I used free printable Pink, Blue, and Green reading series materials from The Helpful Garden with both my girls when they were learning to read. Her blog posts are SO helpful and walk you through all the different steps and why they are important. That being said, I printed what I thought I needed for my kids and skipped parts…it’s a full classroom’s worth of material! Since I reference her material in the rest of the post, links to her materials are below:
The Helpful Garden – Pink Series
The Helpful Garden – Blue Series
The Helpful Garden – Green Series

Daisy is now beyond these series – for reading – but as she works on writing, she could use some gentle spelling help.
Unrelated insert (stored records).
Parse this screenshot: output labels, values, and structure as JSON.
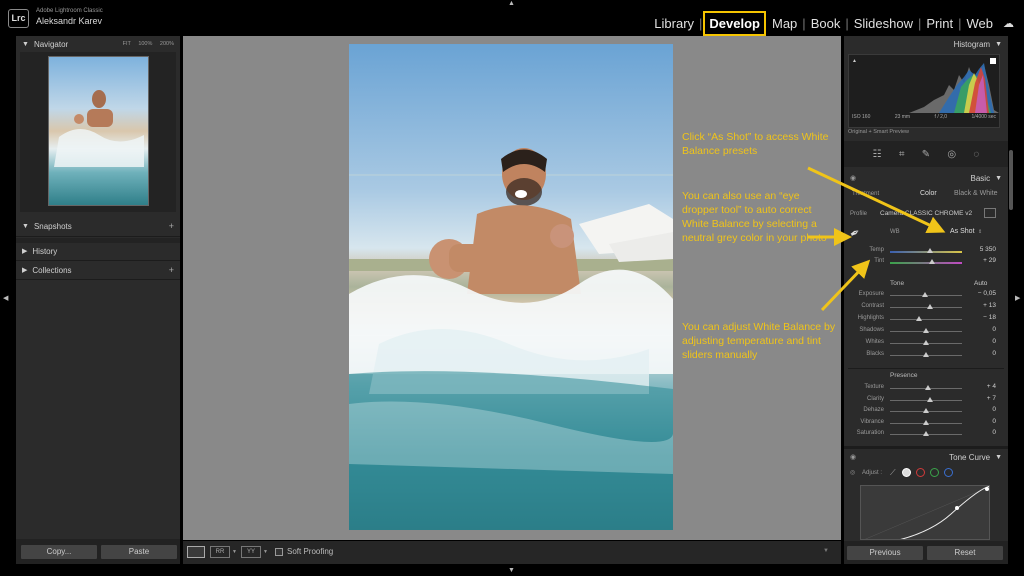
{
  "app": {
    "name": "Adobe Lightroom Classic",
    "user": "Aleksandr Karev",
    "logo": "Lrc"
  },
  "modules": [
    {
      "label": "Library",
      "active": false
    },
    {
      "label": "Develop",
      "active": true
    },
    {
      "label": "Map",
      "active": false
    },
    {
      "label": "Book",
      "active": false
    },
    {
      "label": "Slideshow",
      "active": false
    },
    {
      "label": "Print",
      "active": false
    },
    {
      "label": "Web",
      "active": false
    }
  ],
  "left": {
    "navigator": {
      "title": "Navigator",
      "zoom": [
        "FIT",
        "100%",
        "200%"
      ]
    },
    "sections": [
      "Snapshots",
      "History",
      "Collections"
    ],
    "copy_label": "Copy...",
    "paste_label": "Paste"
  },
  "bottom": {
    "soft_proofing": "Soft Proofing"
  },
  "right": {
    "histogram": {
      "title": "Histogram",
      "iso": "ISO 160",
      "focal": "23 mm",
      "aperture": "f / 2,0",
      "shutter": "1/4000 sec",
      "preview": "Original + Smart Preview"
    },
    "basic": {
      "title": "Basic",
      "treatment": "Treatment",
      "color": "Color",
      "bw": "Black & White",
      "profile_label": "Profile",
      "profile_value": "Camera CLASSIC CHROME v2",
      "wb_label": "WB",
      "wb_value": "As Shot"
    },
    "wb_sliders": [
      {
        "label": "Temp",
        "value": "5 350",
        "pos": 0.55
      },
      {
        "label": "Tint",
        "value": "+ 29",
        "pos": 0.58
      }
    ],
    "tone": {
      "title": "Tone",
      "auto": "Auto"
    },
    "tone_sliders": [
      {
        "label": "Exposure",
        "value": "− 0,05",
        "pos": 0.48
      },
      {
        "label": "Contrast",
        "value": "+ 13",
        "pos": 0.55
      },
      {
        "label": "Highlights",
        "value": "− 18",
        "pos": 0.4
      },
      {
        "label": "Shadows",
        "value": "0",
        "pos": 0.5
      },
      {
        "label": "Whites",
        "value": "0",
        "pos": 0.5
      },
      {
        "label": "Blacks",
        "value": "0",
        "pos": 0.5
      }
    ],
    "presence": {
      "title": "Presence"
    },
    "presence_sliders": [
      {
        "label": "Texture",
        "value": "+ 4",
        "pos": 0.53
      },
      {
        "label": "Clarity",
        "value": "+ 7",
        "pos": 0.55
      },
      {
        "label": "Dehaze",
        "value": "0",
        "pos": 0.5
      },
      {
        "label": "Vibrance",
        "value": "0",
        "pos": 0.5
      },
      {
        "label": "Saturation",
        "value": "0",
        "pos": 0.5
      }
    ],
    "tone_curve": {
      "title": "Tone Curve",
      "adjust": "Adjust :"
    },
    "previous_label": "Previous",
    "reset_label": "Reset"
  },
  "annotations": [
    "Click “As Shot” to access White Balance presets",
    "You can also use an “eye dropper tool” to auto correct White Balance by selecting a neutral grey color in your photo",
    "You can adjust White Balance by adjusting temperature and tint sliders manually"
  ],
  "colors": {
    "highlight": "#f5c400",
    "annotation": "#f0c419"
  }
}
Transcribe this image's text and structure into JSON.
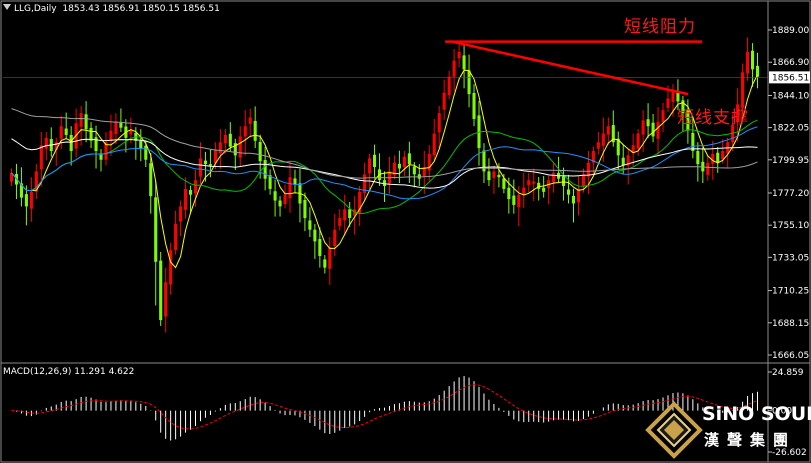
{
  "header": {
    "symbol": "LLG,Daily",
    "ohlc": "1853.43 1856.91 1850.15 1856.51"
  },
  "macd_header": "MACD(12,26,9) 11.291 4.622",
  "annotations": {
    "resistance": "短线阻力",
    "support": "短线支撑"
  },
  "logo": {
    "en": "SiNO SOUND",
    "cn": "漢聲集團"
  },
  "colors": {
    "background": "#000000",
    "bull_candle": "#ff0000",
    "bear_candle": "#7cfc00",
    "grid": "#3a3a3a",
    "trendline": "#ff0000",
    "macd_signal": "#ff0000",
    "macd_hist": "#ffffff",
    "price_tag_bg": "#ffffff"
  },
  "chart_data": [
    {
      "type": "candlestick",
      "title": "LLG,Daily",
      "y_ticks": [
        1889.0,
        1866.9,
        1844.1,
        1822.05,
        1799.95,
        1777.2,
        1755.1,
        1733.05,
        1710.25,
        1688.15,
        1666.05
      ],
      "y_tick_labels": [
        "1889.00",
        "1866.90",
        "1844.10",
        "1822.05",
        "1799.95",
        "1777.20",
        "1755.10",
        "1733.05",
        "1710.25",
        "1688.15",
        "1666.05"
      ],
      "ylim": [
        1666.05,
        1889.0
      ],
      "current_price": 1856.51,
      "current_price_label": "1856.51",
      "grid": true,
      "closes": [
        1791,
        1783,
        1774,
        1768,
        1778,
        1792,
        1810,
        1815,
        1806,
        1812,
        1823,
        1817,
        1806,
        1825,
        1832,
        1821,
        1813,
        1806,
        1800,
        1812,
        1820,
        1826,
        1822,
        1815,
        1820,
        1813,
        1808,
        1800,
        1775,
        1730,
        1690,
        1716,
        1738,
        1756,
        1768,
        1780,
        1776,
        1786,
        1801,
        1797,
        1796,
        1807,
        1812,
        1817,
        1809,
        1803,
        1816,
        1823,
        1829,
        1813,
        1799,
        1787,
        1780,
        1772,
        1768,
        1776,
        1788,
        1783,
        1770,
        1760,
        1752,
        1744,
        1734,
        1726,
        1740,
        1752,
        1760,
        1766,
        1760,
        1766,
        1778,
        1790,
        1801,
        1795,
        1786,
        1782,
        1792,
        1798,
        1794,
        1802,
        1797,
        1790,
        1787,
        1795,
        1804,
        1818,
        1832,
        1846,
        1857,
        1868,
        1874,
        1862,
        1845,
        1828,
        1808,
        1792,
        1786,
        1792,
        1788,
        1780,
        1773,
        1769,
        1776,
        1781,
        1786,
        1785,
        1780,
        1778,
        1786,
        1791,
        1787,
        1782,
        1776,
        1770,
        1780,
        1790,
        1798,
        1806,
        1812,
        1818,
        1823,
        1812,
        1803,
        1796,
        1803,
        1810,
        1818,
        1827,
        1823,
        1816,
        1826,
        1834,
        1842,
        1848,
        1840,
        1832,
        1820,
        1806,
        1797,
        1792,
        1798,
        1804,
        1798,
        1806,
        1812,
        1824,
        1838,
        1860,
        1874,
        1862,
        1857
      ],
      "x_labels": [],
      "series": [
        {
          "name": "",
          "color": "#ffff00"
        },
        {
          "name": "",
          "color": "#00c000"
        },
        {
          "name": "",
          "color": "#1e90ff"
        },
        {
          "name": "",
          "color": "#ffffff"
        },
        {
          "name": "",
          "color": "#a0a0a0"
        }
      ],
      "annotations": [
        {
          "text": "短线阻力",
          "kind": "resistance-line",
          "from_price": 1881,
          "to_price": 1881
        },
        {
          "text": "短线支撑",
          "kind": "support-line",
          "from_price": 1881,
          "to_price": 1845
        }
      ]
    },
    {
      "type": "bar",
      "title": "MACD(12,26,9) 11.291 4.622",
      "y_ticks": [
        24.859,
        0.0,
        -26.602
      ],
      "y_tick_labels": [
        "24.859",
        "0.00",
        "-26.602"
      ],
      "ylim": [
        -26.602,
        24.859
      ],
      "macd": 11.291,
      "signal": 4.622
    }
  ]
}
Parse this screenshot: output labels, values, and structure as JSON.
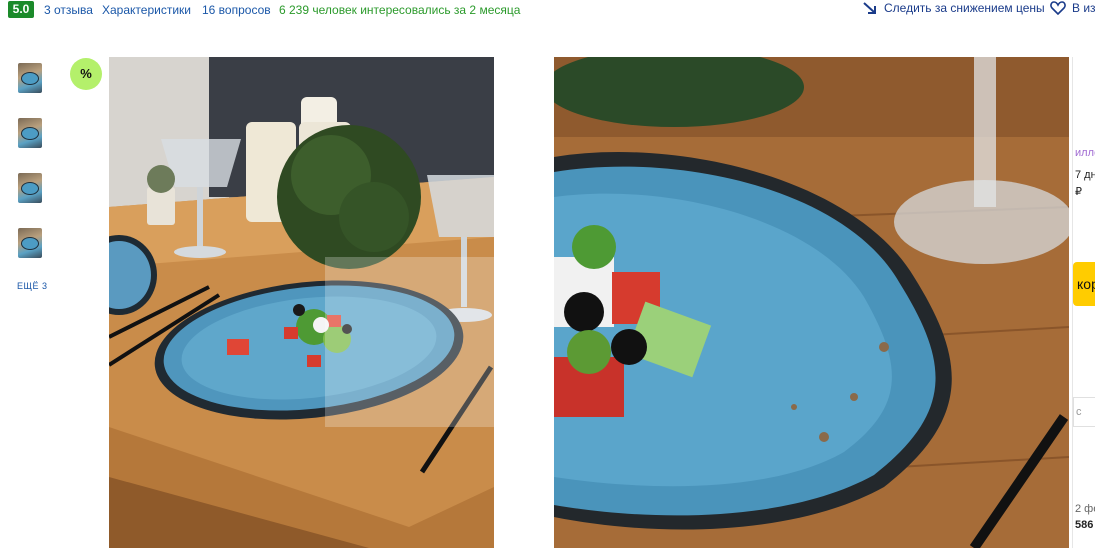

She’s actually very confident when she writes and is quite happy to write out a word as she thinks it might be spelt…but her spelling is VERY phonetic, and she tends to drop quite a few vowels. I want her confidence to continue so I almost never correct her spelling unless she specifically asks. Writing is the act of finding her voice and getting her thoughts on paper. Her spelling (when she’s writing) isn’t important, we work on it at a separate time.

I was browsing YouTube videos and ended up watching this one from Dancing Pines Montessori. I’m pretty sure Fungirl used something like this when she attended Kindergarten, and I thought it might work well for Daisy, so I thought about what I had on hand and what I could do – here’s my hack!

I made a couple of quick cut files for my Cricut – if you have Design Space you can access them here. The one with two slots per line is for CVCe works, the other is for two letter phonemes.

picture and word cards from The Helpful Garden

I then went through the sets of picture and word matching cards that I already had from The Helpful Garden. Each card gets it’s own phoneme, written in red across the top. I numbered the sets of picture cards in order of difficulty and wrote the corresponding letters down the white card.

numbered picture cards and guide card

For example, in The Helpful Garden’s Green Reading Set B Picture and Word Cards – R Controlled Vowels, she has picture cards for dart, barn, park, cards, scarf, and shark. I chose to write them down on the card in that order, since dart is an easier word than shark. I then wrote a 1 on the corner of the dart picture, a 2 on the corner of the barn picture, and so on.

We tried this out today and Daisy loved it! Here’s what we did:
1. First we laid the cards out vertically and tried to guess each word (she didn’t know what a reed was).
2. I then asked her to place the guide card on the left side of her page, and use red to write the sound on her paper in each hole.
3. We moved the card to the right side of her page and she wrote the sound again. Each time she writes, she’s able to read the whole word, and can look back at the picture for reference.
4. I asked her to turn the guide over and place it off to the side. On the right column only, she then used a pencil to try and write out the other letters for each word.
5. We then picked up the guide card and placed it over the left hand column. This is the built in control of error. Daisy can check the left control column against her work in the right column, re-read the words and see how she did!

a very simple pouch

So, she liked them! I got all the R-controlled vowel sets written out today. To store them, I took a sheet of 9×12 construction paper, folded the bottom up , and then folded the sheet in half. Since there a 5 sets of r-controlled vowels, I made three of these and used tape and staples to attach them all together to make a little booklet. The guide cards slip in each pocket, and the picture card just paperclip to the front of each pocket.

Five sets down…I think I have 20 or so more to make? Since I already have the picture cards printed, it’s not that much work and I think it’ll be well worth it! Though I grouped all the r-controlled vowels together there, I think I’m going to group the rest by sound – sort of a Dwyer crossover project. For example, ee (as in feed), ea (as in team), e_e (as in Steve), and y (as in happy) will all be grouped in a booklet together.

If you make yourself a set, let me know how it turns out!